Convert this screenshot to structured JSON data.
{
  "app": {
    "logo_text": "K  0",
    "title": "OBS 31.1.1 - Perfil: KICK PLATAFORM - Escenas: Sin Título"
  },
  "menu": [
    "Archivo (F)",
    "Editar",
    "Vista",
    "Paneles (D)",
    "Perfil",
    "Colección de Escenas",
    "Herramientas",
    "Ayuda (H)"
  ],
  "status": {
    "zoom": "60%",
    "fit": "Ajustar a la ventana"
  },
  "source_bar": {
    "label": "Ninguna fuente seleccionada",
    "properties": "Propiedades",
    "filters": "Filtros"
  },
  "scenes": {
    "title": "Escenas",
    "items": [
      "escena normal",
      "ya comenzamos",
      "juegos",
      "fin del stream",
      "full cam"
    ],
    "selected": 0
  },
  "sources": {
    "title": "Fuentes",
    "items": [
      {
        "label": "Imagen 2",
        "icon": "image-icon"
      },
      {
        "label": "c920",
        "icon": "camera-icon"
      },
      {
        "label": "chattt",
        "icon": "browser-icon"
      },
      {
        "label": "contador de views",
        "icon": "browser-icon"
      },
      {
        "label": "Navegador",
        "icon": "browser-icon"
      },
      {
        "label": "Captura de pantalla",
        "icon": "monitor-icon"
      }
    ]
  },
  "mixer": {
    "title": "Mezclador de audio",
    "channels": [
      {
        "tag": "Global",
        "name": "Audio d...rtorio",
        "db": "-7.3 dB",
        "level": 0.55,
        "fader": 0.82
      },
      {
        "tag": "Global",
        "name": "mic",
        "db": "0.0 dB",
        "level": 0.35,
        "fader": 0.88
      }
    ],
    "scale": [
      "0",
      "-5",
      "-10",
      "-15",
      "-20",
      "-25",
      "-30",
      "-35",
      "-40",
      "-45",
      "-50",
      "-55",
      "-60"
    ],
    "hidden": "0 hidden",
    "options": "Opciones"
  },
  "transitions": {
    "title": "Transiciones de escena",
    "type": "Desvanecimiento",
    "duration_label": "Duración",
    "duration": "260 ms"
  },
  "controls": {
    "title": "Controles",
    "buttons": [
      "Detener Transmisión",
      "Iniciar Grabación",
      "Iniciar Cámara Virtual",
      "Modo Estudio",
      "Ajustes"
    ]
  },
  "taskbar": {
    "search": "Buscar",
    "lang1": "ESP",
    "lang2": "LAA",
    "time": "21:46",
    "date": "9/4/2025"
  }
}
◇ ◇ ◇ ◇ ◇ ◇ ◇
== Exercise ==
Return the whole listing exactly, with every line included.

== Solution for this exercise ==
Convert this screenshot to structured JSON data.
{
  "app": {
    "logo_text": "K  0",
    "title": "OBS 31.1.1 - Perfil: KICK PLATAFORM - Escenas: Sin Título"
  },
  "menu": [
    "Archivo (F)",
    "Editar",
    "Vista",
    "Paneles (D)",
    "Perfil",
    "Colección de Escenas",
    "Herramientas",
    "Ayuda (H)"
  ],
  "status": {
    "zoom": "60%",
    "fit": "Ajustar a la ventana"
  },
  "source_bar": {
    "label": "Ninguna fuente seleccionada",
    "properties": "Propiedades",
    "filters": "Filtros"
  },
  "scenes": {
    "title": "Escenas",
    "items": [
      "escena normal",
      "ya comenzamos",
      "juegos",
      "fin del stream",
      "full cam"
    ],
    "selected": 0
  },
  "sources": {
    "title": "Fuentes",
    "items": [
      {
        "label": "Imagen 2",
        "icon": "image-icon"
      },
      {
        "label": "c920",
        "icon": "camera-icon"
      },
      {
        "label": "chattt",
        "icon": "browser-icon"
      },
      {
        "label": "contador de views",
        "icon": "browser-icon"
      },
      {
        "label": "Navegador",
        "icon": "browser-icon"
      },
      {
        "label": "Captura de pantalla",
        "icon": "monitor-icon"
      }
    ]
  },
  "mixer": {
    "title": "Mezclador de audio",
    "channels": [
      {
        "tag": "Global",
        "name": "Audio d...rtorio",
        "db": "-7.3 dB",
        "level": 0.55,
        "fader": 0.82
      },
      {
        "tag": "Global",
        "name": "mic",
        "db": "0.0 dB",
        "level": 0.35,
        "fader": 0.88
      }
    ],
    "scale": [
      "0",
      "-5",
      "-10",
      "-15",
      "-20",
      "-25",
      "-30",
      "-35",
      "-40",
      "-45",
      "-50",
      "-55",
      "-60"
    ],
    "hidden": "0 hidden",
    "options": "Opciones"
  },
  "transitions": {
    "title": "Transiciones de escena",
    "type": "Desvanecimiento",
    "duration_label": "Duración",
    "duration": "260 ms"
  },
  "controls": {
    "title": "Controles",
    "buttons": [
      "Detener Transmisión",
      "Iniciar Grabación",
      "Iniciar Cámara Virtual",
      "Modo Estudio",
      "Ajustes"
    ]
  },
  "taskbar": {
    "search": "Buscar",
    "lang1": "ESP",
    "lang2": "LAA",
    "time": "21:46",
    "date": "9/4/2025"
  }
}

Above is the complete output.